Goldstein H. Multilevel statistical models. 4th ed. Chichester: Wiley; 2011.
 37
Bates D, Mächler M, Bolker B, Walker S. Fitting linear mixedeffects models using lme4. J Stat Softw. 2015; 67(1):1–48.
 38
Halekoh U, Højsgaard S, Yan J, et al.The R package geepack for generalized estimating equations. J Stat Softw. 2006; 15(2):1–11.
 39
Liang KY, Zeger SL. Longitudinal data analysis using generalized linear models. Biometrika. 1986; 73(1):13–22.
 40
Chakraborti S. Nonparametric (DistributionFree) Quality Control Charts In: Balakrishnan N, Colton T, Everitt B, Piegorsch W, Ruggeri F, Teugels JL, editors. Wiley StatsRef: Statistics Reference Online.2014. https://doi.org/10.1002/9781118445112.stat02699.
 41
Woodall WH, Mahmoud MA. The inertial properties of quality control charts. Technometrics. 2005; 47(4):425–36.
 42
Cauchemez S, Valleron AJ, Boelle PY, Flahault A, Ferguson NM. Estimating the impact of school closure on influenza transmission from Sentinel data. Nature. 2008; 452(7188):750.
 43
Vega T, Lozano JE, Meerhoff T, Snacken R, Mott J, Ortiz de Lejarazu R, et al.Influenza surveillance in Europe: establishing epidemic thresholds by the moving epidemic method. Influenza Other Respir Viruses. 2013; 7(4):546–58.
Acknowledgements
Not applicable.
Funding
This work was funded in part by an NSERC Discovery Grant.
Author information
Affiliations
Contributions
LTW formulated the research question. MAW, AS, LED, RD, and ZF contributed to the design of the study.
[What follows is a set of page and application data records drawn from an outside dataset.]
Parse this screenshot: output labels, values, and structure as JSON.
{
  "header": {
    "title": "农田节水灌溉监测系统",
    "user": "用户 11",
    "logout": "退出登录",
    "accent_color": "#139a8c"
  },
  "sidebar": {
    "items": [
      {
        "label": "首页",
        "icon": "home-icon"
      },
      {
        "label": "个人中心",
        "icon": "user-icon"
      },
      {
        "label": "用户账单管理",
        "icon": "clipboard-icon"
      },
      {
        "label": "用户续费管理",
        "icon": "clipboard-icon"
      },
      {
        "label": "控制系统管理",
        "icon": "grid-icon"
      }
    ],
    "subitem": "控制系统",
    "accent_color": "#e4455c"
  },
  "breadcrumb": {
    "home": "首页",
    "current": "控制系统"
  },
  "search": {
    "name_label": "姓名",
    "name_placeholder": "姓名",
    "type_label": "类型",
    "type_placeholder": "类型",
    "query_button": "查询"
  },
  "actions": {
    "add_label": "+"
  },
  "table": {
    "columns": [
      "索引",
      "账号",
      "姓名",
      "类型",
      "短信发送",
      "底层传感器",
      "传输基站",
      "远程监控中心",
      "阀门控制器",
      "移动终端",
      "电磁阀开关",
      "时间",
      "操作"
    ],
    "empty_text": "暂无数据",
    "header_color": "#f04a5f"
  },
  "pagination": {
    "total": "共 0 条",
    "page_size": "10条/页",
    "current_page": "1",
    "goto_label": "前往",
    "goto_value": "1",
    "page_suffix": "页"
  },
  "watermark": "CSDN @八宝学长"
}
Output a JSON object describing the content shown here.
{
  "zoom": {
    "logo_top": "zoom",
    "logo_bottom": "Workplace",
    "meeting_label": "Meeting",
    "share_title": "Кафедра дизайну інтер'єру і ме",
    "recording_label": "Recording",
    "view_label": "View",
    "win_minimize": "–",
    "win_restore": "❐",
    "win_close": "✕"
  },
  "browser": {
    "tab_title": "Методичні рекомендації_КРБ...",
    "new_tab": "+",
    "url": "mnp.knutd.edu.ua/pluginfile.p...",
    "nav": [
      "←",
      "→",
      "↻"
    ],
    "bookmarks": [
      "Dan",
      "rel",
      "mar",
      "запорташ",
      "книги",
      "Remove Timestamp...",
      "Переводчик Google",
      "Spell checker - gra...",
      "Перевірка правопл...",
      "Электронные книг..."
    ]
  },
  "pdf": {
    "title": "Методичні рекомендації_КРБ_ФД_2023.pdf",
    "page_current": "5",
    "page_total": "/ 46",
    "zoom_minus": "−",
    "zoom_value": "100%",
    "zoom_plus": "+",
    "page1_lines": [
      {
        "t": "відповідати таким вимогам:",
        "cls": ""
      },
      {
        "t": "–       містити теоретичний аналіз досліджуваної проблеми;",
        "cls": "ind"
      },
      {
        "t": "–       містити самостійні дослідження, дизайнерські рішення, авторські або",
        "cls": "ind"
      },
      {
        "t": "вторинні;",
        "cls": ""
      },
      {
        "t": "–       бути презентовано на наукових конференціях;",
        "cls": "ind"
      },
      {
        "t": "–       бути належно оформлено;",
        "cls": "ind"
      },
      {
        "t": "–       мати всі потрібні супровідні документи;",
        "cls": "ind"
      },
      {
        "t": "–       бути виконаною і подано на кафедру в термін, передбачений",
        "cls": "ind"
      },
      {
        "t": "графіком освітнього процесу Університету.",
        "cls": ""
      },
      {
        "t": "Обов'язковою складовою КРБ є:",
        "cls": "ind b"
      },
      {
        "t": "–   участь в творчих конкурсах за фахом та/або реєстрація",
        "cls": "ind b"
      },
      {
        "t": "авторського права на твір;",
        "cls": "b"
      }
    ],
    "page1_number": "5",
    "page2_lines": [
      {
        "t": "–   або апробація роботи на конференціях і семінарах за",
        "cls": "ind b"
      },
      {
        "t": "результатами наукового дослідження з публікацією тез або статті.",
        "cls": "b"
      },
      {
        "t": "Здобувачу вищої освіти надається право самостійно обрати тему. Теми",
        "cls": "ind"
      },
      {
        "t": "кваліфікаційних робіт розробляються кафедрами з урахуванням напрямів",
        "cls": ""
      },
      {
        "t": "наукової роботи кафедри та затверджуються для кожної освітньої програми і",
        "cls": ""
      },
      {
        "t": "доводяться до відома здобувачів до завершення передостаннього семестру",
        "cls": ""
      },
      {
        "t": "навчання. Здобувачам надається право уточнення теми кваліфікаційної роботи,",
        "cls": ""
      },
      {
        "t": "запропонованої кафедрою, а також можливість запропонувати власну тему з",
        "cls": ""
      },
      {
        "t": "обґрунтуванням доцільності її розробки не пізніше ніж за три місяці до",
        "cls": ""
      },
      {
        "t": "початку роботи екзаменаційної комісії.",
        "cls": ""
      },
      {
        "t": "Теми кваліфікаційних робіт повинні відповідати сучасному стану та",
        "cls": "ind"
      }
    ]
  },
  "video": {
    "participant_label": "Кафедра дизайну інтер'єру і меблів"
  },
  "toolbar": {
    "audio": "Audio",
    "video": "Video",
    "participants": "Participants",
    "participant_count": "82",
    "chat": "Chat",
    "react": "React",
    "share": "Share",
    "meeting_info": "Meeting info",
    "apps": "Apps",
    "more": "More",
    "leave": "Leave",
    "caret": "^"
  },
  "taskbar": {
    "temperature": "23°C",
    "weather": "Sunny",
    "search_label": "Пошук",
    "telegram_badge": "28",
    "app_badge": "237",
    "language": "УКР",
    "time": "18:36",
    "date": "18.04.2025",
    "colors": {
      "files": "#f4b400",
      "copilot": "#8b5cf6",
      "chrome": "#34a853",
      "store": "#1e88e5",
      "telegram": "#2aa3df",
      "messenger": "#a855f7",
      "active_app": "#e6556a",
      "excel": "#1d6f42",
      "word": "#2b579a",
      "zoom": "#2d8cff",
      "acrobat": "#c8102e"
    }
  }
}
MAW and AS conducted the statistical analyses and wrote the manuscript. LTW facilitated data sharing and provided valuable information about the dataset. All authors edited the manuscript at several stages, and read and approved the final manuscript prior to submission.
Corresponding author
Correspondence to Madeline A. Ward.
Ethics declarations
Ethics approval and consent to participate
Data used for this study is not publicly available, and was collected by WellingtonDufferinGuelph Public Health. Permissions for sharing the data were outlined in a Data Release Agreement between WellingtonDufferinGuelph Public Health and the participating Boards of Education. Use of the data for this study was approved by the University of Guelph Research Ethics Board (REB # 1804010).
Consent for publication
Not applicable.
Competing interests
The authors declare that they have no competing interests.
Additional information
Publisher’s Note
Springer Nature remains neutral with regard to jurisdictional claims in published maps and institutional affiliations.
Rights and permissions
Open Access This article is distributed under the terms of the Creative Commons Attribution 4.0 International License (http://creativecommons.org/licenses/by/4.0/), which permits unrestricted use, distribution, and reproduction in any medium, provided you give appropriate credit to the original author(s) and the source, provide a link to the Creative Commons license, and indicate if changes were made. The Creative Commons Public Domain Dedication waiver(http://creativecommons.org/publicdomain/zero/1.0/) applies to the data made available in this article, unless otherwise stated.
About this article
Cite this article
Ward, M.A., Stanley, A., Deeth, L.E. et al. Methods for detecting seasonal influenza epidemics using a school absenteeism surveillance system. BMC Public Health 19, 1232 (2019). https://doi.org/10.1186/s1288901975217
Received:
Accepted:
Published:
Keywords
 Absenteeism surveillance system
 Influenza
 Seasonal logistic regression
 Disease modelling
 Epidemic detection